Next Article in Journal
Regional Mapping of Groundwater Resources in Data-Scarce Regions: The Case of Laos
Next Article in Special Issue
The Impact of Climate Change on Water Resource Availability in a Trans-Boundary Basin in West Africa: The Case of Sassandra
Previous Article in Journal
River and Submarine Groundwater Discharge Effects on Diatom Phytoplankton Abundance in the Gulf of Alaska
Previous Article in Special Issue
Farmers’ Responses to Changing Hydrological Trends in the Niger Basin Parts of Benin
Article Menu

Export Article

Open AccessArticle
Hydrology 2018, 5(1), 1;

Changes in Extremes of Temperature, Precipitation, and Runoff in California’s Central Valley During 1949–2010

California Department of Water Resources, 1416 9th Street, Sacramento, CA 95814, USA
California-Nevada River Forecast Center, National Weather Service, 3310 El Camino Avenue, Sacramento, CA 95821, USA
Author to whom correspondence should be addressed.
Received: 20 November 2017 / Revised: 18 December 2017 / Accepted: 20 December 2017 / Published: 21 December 2017
(This article belongs to the Special Issue Climatic Change Impact on Hydrology)
PDF [9312 KB, uploaded 21 December 2017]
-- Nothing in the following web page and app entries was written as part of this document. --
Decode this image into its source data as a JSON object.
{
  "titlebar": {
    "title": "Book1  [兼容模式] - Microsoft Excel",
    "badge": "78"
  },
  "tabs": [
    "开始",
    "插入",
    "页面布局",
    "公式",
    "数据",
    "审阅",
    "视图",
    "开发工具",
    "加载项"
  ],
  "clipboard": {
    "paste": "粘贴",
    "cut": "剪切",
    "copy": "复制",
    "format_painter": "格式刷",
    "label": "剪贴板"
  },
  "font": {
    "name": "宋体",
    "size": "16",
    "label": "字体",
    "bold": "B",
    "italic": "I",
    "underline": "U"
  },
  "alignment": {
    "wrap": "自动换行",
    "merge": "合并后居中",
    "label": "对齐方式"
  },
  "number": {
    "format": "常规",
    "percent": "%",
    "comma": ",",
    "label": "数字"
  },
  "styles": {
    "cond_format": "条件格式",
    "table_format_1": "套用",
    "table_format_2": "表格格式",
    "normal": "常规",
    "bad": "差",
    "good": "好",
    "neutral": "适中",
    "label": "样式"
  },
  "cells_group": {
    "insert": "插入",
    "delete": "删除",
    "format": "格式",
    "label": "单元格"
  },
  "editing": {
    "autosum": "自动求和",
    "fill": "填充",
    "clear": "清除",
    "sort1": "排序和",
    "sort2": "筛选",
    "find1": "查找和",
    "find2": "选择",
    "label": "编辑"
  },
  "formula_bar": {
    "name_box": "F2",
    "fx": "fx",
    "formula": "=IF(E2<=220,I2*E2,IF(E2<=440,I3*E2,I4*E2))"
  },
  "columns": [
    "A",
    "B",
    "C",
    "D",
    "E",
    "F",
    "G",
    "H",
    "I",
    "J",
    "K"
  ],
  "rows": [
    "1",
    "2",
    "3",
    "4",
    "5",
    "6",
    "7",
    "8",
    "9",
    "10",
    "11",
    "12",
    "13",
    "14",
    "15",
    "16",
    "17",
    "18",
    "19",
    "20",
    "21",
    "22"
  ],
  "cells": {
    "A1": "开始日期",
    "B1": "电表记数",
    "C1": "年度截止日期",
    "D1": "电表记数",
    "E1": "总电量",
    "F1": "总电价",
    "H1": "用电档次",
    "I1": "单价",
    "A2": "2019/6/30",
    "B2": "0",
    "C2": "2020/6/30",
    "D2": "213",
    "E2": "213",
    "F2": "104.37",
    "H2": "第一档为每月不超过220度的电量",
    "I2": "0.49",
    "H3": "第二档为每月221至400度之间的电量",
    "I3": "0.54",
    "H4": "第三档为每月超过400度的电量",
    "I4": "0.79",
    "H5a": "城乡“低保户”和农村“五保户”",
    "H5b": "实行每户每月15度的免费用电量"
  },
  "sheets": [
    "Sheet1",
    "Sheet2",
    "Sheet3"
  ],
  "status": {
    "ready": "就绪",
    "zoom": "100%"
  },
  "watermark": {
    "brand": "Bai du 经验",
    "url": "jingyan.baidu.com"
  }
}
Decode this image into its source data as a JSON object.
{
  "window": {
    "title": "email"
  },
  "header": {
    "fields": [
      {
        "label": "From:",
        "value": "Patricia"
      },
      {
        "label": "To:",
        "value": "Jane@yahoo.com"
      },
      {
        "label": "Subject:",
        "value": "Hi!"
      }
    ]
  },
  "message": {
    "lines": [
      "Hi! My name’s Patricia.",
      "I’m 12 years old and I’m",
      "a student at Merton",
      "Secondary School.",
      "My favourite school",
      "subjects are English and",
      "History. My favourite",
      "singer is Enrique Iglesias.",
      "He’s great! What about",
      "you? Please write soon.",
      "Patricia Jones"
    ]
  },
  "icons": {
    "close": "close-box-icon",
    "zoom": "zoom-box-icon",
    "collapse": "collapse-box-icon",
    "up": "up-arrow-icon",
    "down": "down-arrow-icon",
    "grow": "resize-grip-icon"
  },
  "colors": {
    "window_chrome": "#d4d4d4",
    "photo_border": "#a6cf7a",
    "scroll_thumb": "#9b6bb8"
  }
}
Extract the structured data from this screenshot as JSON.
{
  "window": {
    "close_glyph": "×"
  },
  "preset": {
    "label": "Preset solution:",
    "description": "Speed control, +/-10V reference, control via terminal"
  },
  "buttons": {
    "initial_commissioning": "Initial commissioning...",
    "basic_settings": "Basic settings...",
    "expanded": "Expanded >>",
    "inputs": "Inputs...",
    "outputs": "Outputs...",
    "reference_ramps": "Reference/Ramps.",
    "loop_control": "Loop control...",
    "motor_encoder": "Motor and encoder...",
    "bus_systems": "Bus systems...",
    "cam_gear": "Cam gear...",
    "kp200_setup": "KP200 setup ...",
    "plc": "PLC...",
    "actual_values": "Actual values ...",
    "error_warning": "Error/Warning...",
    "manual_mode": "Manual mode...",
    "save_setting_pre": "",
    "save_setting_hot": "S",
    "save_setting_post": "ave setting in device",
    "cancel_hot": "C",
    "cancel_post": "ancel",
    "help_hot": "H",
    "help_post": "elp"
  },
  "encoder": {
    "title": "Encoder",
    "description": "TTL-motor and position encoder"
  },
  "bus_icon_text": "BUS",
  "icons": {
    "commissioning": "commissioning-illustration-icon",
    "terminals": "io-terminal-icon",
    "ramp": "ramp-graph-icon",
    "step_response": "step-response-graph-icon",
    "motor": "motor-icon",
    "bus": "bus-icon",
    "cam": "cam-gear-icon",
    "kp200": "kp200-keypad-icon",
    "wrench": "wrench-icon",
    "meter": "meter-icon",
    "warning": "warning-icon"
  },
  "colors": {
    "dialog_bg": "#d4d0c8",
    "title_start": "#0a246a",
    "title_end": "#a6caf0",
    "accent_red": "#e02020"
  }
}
This study presents a comprehensive trend analysis of precipitation, temperature, and runoff extremes in the Central Valley of California from an operational perspective. California is prone to those extremes of which any changes could have long-lasting adverse impacts on the society, economy, and environment of the State. Available long-term operational datasets of 176 forecasting basins in six forecasting groups and inflow to 12 major water supply reservoirs are employed. A suite of nine precipitation indices and nine temperature indices derived from historical (water year 1949–2010) six-hourly precipitation and temperature data for these basins are investigated, along with nine indices based on daily unimpaired inflow to those 12 reservoirs in a slightly shorter period. Those indices include daily maximum precipitation, temperature, runoff, snowmelt, and others that are critical in informing decision making in water resources management. The non-parametric Mann-Kendall trend test is applied with a trend-free pre-whitening procedure in identifying trends in these indices. Changes in empirical probability distributions of individual study indices in two equal sub-periods are also investigated. The results show decreasing number of cold nights, increasing number of warm nights, increasing maximum temperature, and increasing annual mean minimum temperature at about 60% of the study area. Changes in cold extremes are generally more pronounced than their counterparts in warm extremes, contributing to decreasing diurnal temperature ranges. In general, the driest and coldest Tulare forecasting group observes the most consistent changes among all six groups. Analysis of probability distributions of temperature indices in two sub-periods yields similar results. In contrast, changes in precipitation extremes are less consistent spatially and less significant in terms of change rate. Only four indices exhibit statistically significant changes in less than 10% of the study area. On the regional scale, only the American forecasting group shows significant decreasing trends in two indices including maximum six-hourly precipitation and simple daily intensity index. On the other hand, runoff exhibits strong resilience to the changes noticed in temperature and precipitation extremes. Only the most southern reservoir (Lake Isabella) shows significant earlier peak timing of snowmelt. Additional analysis on runoff indices using different trend analysis methods and different analysis periods also indicates limited changes in these runoff indices. Overall, these findings are meaningful in guiding reservoir operations and water resources planning and management practices. View Full-Text
Keywords: Central Valley; California; precipitation; temperature; runoff; extremes Central Valley; California; precipitation; temperature; runoff; extremes

Figure 1

This is an open access article distributed under the Creative Commons Attribution License which permits unrestricted use, distribution, and reproduction in any medium, provided the original work is properly cited (CC BY 4.0).

Share & Cite This Article

MDPI and ACS Style

He, M.; Russo, M.; Anderson, M.; Fickenscher, P.; Whitin, B.; Schwarz, A.; Lynn, E. Changes in Extremes of Temperature, Precipitation, and Runoff in California’s Central Valley During 1949–2010. Hydrology 2018, 5, 1.

Show more citation formats Show less citations formats

Note that from the first issue of 2016, MDPI journals use article numbers instead of page numbers. See further details here.

Related Articles

Article Metrics

Article Access Statistics



[Return to top]
Hydrology EISSN 2306-5338 Published by MDPI AG, Basel, Switzerland RSS E-Mail Table of Contents Alert
Back to Top